Task details:
Whenever an image turns up, omit it and return the remaining data exactly.
______
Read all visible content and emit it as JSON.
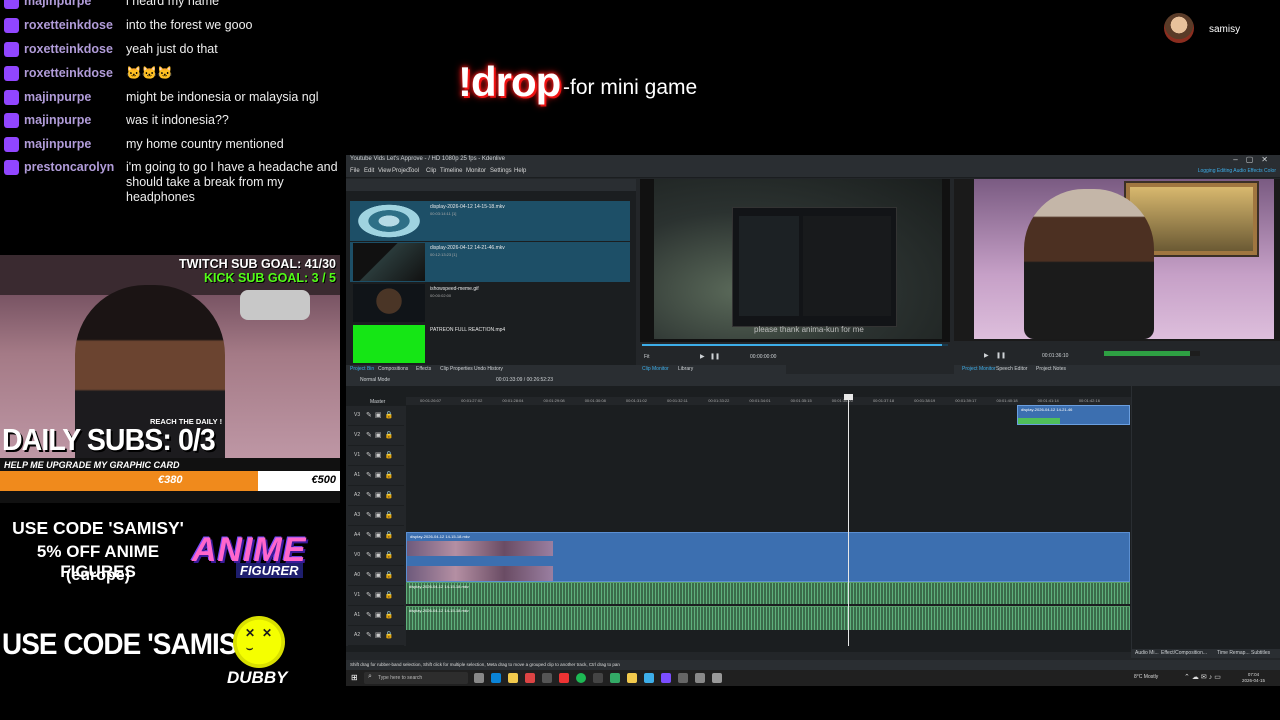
{
  "chat": {
    "messages": [
      {
        "user": "majinpurpe",
        "text": "i heard my name"
      },
      {
        "user": "roxetteinkdose",
        "text": "into the forest we gooo"
      },
      {
        "user": "roxetteinkdose",
        "text": "yeah just do that"
      },
      {
        "user": "roxetteinkdose",
        "text": "🐱🐱🐱"
      },
      {
        "user": "majinpurpe",
        "text": "might be indonesia or malaysia ngl"
      },
      {
        "user": "majinpurpe",
        "text": "was it indonesia??"
      },
      {
        "user": "majinpurpe",
        "text": "my home country mentioned"
      },
      {
        "user": "prestoncarolyn",
        "text": "i'm going to go I have a headache and should take a break from my headphones"
      }
    ],
    "user_color": "#b19cd9",
    "badge_color": "#9146ff"
  },
  "drop": {
    "command": "!drop",
    "description": "-for mini game"
  },
  "streamer": {
    "name": "samisy"
  },
  "goals": {
    "twitch": "TWITCH SUB GOAL: 41/30",
    "kick": "KICK SUB GOAL: 3 / 5",
    "reach_daily": "REACH THE DAILY !",
    "daily_subs": "DAILY SUBS: 0/3"
  },
  "upgrade": {
    "label": "HELP ME UPGRADE MY GRAPHIC CARD",
    "current": "€380",
    "target": "€500",
    "progress": 0.76
  },
  "promo": {
    "anime_line1": "USE CODE 'SAMISY'",
    "anime_line2": "5% OFF ANIME FIGURES",
    "anime_line3": "(europe)",
    "anime_logo": "ANIME",
    "anime_logo_sub": "FIGURER",
    "dubby_code": "USE CODE 'SAMISY'",
    "dubby_logo": "DUBBY"
  },
  "editor": {
    "title": "Youtube Vids Let's Approve - / HD 1080p 25 fps - Kdenlive",
    "menu": [
      "File",
      "Edit",
      "View",
      "Project",
      "Tool",
      "Clip",
      "Timeline",
      "Monitor",
      "Settings",
      "Help"
    ],
    "layouts": "Logging  Editing  Audio  Effects  Color",
    "bin_items": [
      {
        "name": "display-2026-04-12 14-15-18.mkv",
        "meta": "00:03:14:11 [1]"
      },
      {
        "name": "display-2026-04-12 14-21-46.mkv",
        "meta": "00:12:13:23 [1]"
      },
      {
        "name": "ishowspeed-meme.gif",
        "meta": "00:00:02:00"
      },
      {
        "name": "PATREON FULL REACTION.mp4",
        "meta": ""
      }
    ],
    "left_tabs": [
      "Project Bin",
      "Compositions",
      "Effects",
      "Clip Properties",
      "Undo History"
    ],
    "mid_tabs": [
      "Clip Monitor",
      "Library"
    ],
    "right_tabs": [
      "Project Monitor",
      "Speech Editor",
      "Project Notes"
    ],
    "clip_subtitle": "please thank anima-kun for me",
    "clip_zoom": "Fit",
    "clip_timecode": "00:00:00:00",
    "clip_progress": 0.98,
    "proj_timecode": "00:01:36:10",
    "proj_level": 0.9,
    "timeline_mode": "Normal Mode",
    "timeline_timecode": "00:01:33:09 / 00:26:52:23",
    "ruler": [
      "00:01:26:07",
      "00:01:27:02",
      "00:01:28:04",
      "00:01:29:08",
      "00:01:30:08",
      "00:01:31:02",
      "00:01:32:11",
      "00:01:33:22",
      "00:01:34:01",
      "00:01:35:15",
      "00:01:36:20",
      "00:01:37:18",
      "00:01:38:19",
      "00:01:39:17",
      "00:01:40:18",
      "00:01:41:14",
      "00:01:42:16"
    ],
    "track_labels": [
      "V3",
      "V2",
      "V1",
      "A1",
      "A2",
      "A3",
      "A4",
      "V0",
      "A0",
      "V1",
      "A1",
      "A2"
    ],
    "master_label": "Master",
    "clip_labels": {
      "top": "display-2026-04-12 14-21-46",
      "video": "display-2026-04-12 14-15-18.mkv",
      "audio1": "display-2026-04-12 14-15-18.mkv",
      "audio2": "display-2026-04-12 14-15-18.mkv"
    },
    "bottom_tabs": [
      "Audio Mi...",
      "Effect/Composition...",
      "Time Remap...",
      "Subtitles"
    ],
    "status": "Shift drag for rubber-band selection, Shift click for multiple selection, Meta drag to move a grouped clip to another track, Ctrl drag to pan"
  },
  "taskbar": {
    "search_placeholder": "Type here to search",
    "weather": "8°C Mostly",
    "time": "07:04",
    "date": "2026-04-15"
  }
}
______
Written answer:
Read all visible content and emit it as JSON.
{
  "chat": {
    "messages": [
      {
        "user": "majinpurpe",
        "text": "i heard my name"
      },
      {
        "user": "roxetteinkdose",
        "text": "into the forest we gooo"
      },
      {
        "user": "roxetteinkdose",
        "text": "yeah just do that"
      },
      {
        "user": "roxetteinkdose",
        "text": "🐱🐱🐱"
      },
      {
        "user": "majinpurpe",
        "text": "might be indonesia or malaysia ngl"
      },
      {
        "user": "majinpurpe",
        "text": "was it indonesia??"
      },
      {
        "user": "majinpurpe",
        "text": "my home country mentioned"
      },
      {
        "user": "prestoncarolyn",
        "text": "i'm going to go I have a headache and should take a break from my headphones"
      }
    ],
    "user_color": "#b19cd9",
    "badge_color": "#9146ff"
  },
  "drop": {
    "command": "!drop",
    "description": "-for mini game"
  },
  "streamer": {
    "name": "samisy"
  },
  "goals": {
    "twitch": "TWITCH SUB GOAL: 41/30",
    "kick": "KICK SUB GOAL: 3 / 5",
    "reach_daily": "REACH THE DAILY !",
    "daily_subs": "DAILY SUBS: 0/3"
  },
  "upgrade": {
    "label": "HELP ME UPGRADE MY GRAPHIC CARD",
    "current": "€380",
    "target": "€500",
    "progress": 0.76
  },
  "promo": {
    "anime_line1": "USE CODE 'SAMISY'",
    "anime_line2": "5% OFF ANIME FIGURES",
    "anime_line3": "(europe)",
    "anime_logo": "ANIME",
    "anime_logo_sub": "FIGURER",
    "dubby_code": "USE CODE 'SAMISY'",
    "dubby_logo": "DUBBY"
  },
  "editor": {
    "title": "Youtube Vids Let's Approve - / HD 1080p 25 fps - Kdenlive",
    "menu": [
      "File",
      "Edit",
      "View",
      "Project",
      "Tool",
      "Clip",
      "Timeline",
      "Monitor",
      "Settings",
      "Help"
    ],
    "layouts": "Logging  Editing  Audio  Effects  Color",
    "bin_items": [
      {
        "name": "display-2026-04-12 14-15-18.mkv",
        "meta": "00:03:14:11 [1]"
      },
      {
        "name": "display-2026-04-12 14-21-46.mkv",
        "meta": "00:12:13:23 [1]"
      },
      {
        "name": "ishowspeed-meme.gif",
        "meta": "00:00:02:00"
      },
      {
        "name": "PATREON FULL REACTION.mp4",
        "meta": ""
      }
    ],
    "left_tabs": [
      "Project Bin",
      "Compositions",
      "Effects",
      "Clip Properties",
      "Undo History"
    ],
    "mid_tabs": [
      "Clip Monitor",
      "Library"
    ],
    "right_tabs": [
      "Project Monitor",
      "Speech Editor",
      "Project Notes"
    ],
    "clip_subtitle": "please thank anima-kun for me",
    "clip_zoom": "Fit",
    "clip_timecode": "00:00:00:00",
    "clip_progress": 0.98,
    "proj_timecode": "00:01:36:10",
    "proj_level": 0.9,
    "timeline_mode": "Normal Mode",
    "timeline_timecode": "00:01:33:09 / 00:26:52:23",
    "ruler": [
      "00:01:26:07",
      "00:01:27:02",
      "00:01:28:04",
      "00:01:29:08",
      "00:01:30:08",
      "00:01:31:02",
      "00:01:32:11",
      "00:01:33:22",
      "00:01:34:01",
      "00:01:35:15",
      "00:01:36:20",
      "00:01:37:18",
      "00:01:38:19",
      "00:01:39:17",
      "00:01:40:18",
      "00:01:41:14",
      "00:01:42:16"
    ],
    "track_labels": [
      "V3",
      "V2",
      "V1",
      "A1",
      "A2",
      "A3",
      "A4",
      "V0",
      "A0",
      "V1",
      "A1",
      "A2"
    ],
    "master_label": "Master",
    "clip_labels": {
      "top": "display-2026-04-12 14-21-46",
      "video": "display-2026-04-12 14-15-18.mkv",
      "audio1": "display-2026-04-12 14-15-18.mkv",
      "audio2": "display-2026-04-12 14-15-18.mkv"
    },
    "bottom_tabs": [
      "Audio Mi...",
      "Effect/Composition...",
      "Time Remap...",
      "Subtitles"
    ],
    "status": "Shift drag for rubber-band selection, Shift click for multiple selection, Meta drag to move a grouped clip to another track, Ctrl drag to pan"
  },
  "taskbar": {
    "search_placeholder": "Type here to search",
    "weather": "8°C Mostly",
    "time": "07:04",
    "date": "2026-04-15"
  }
}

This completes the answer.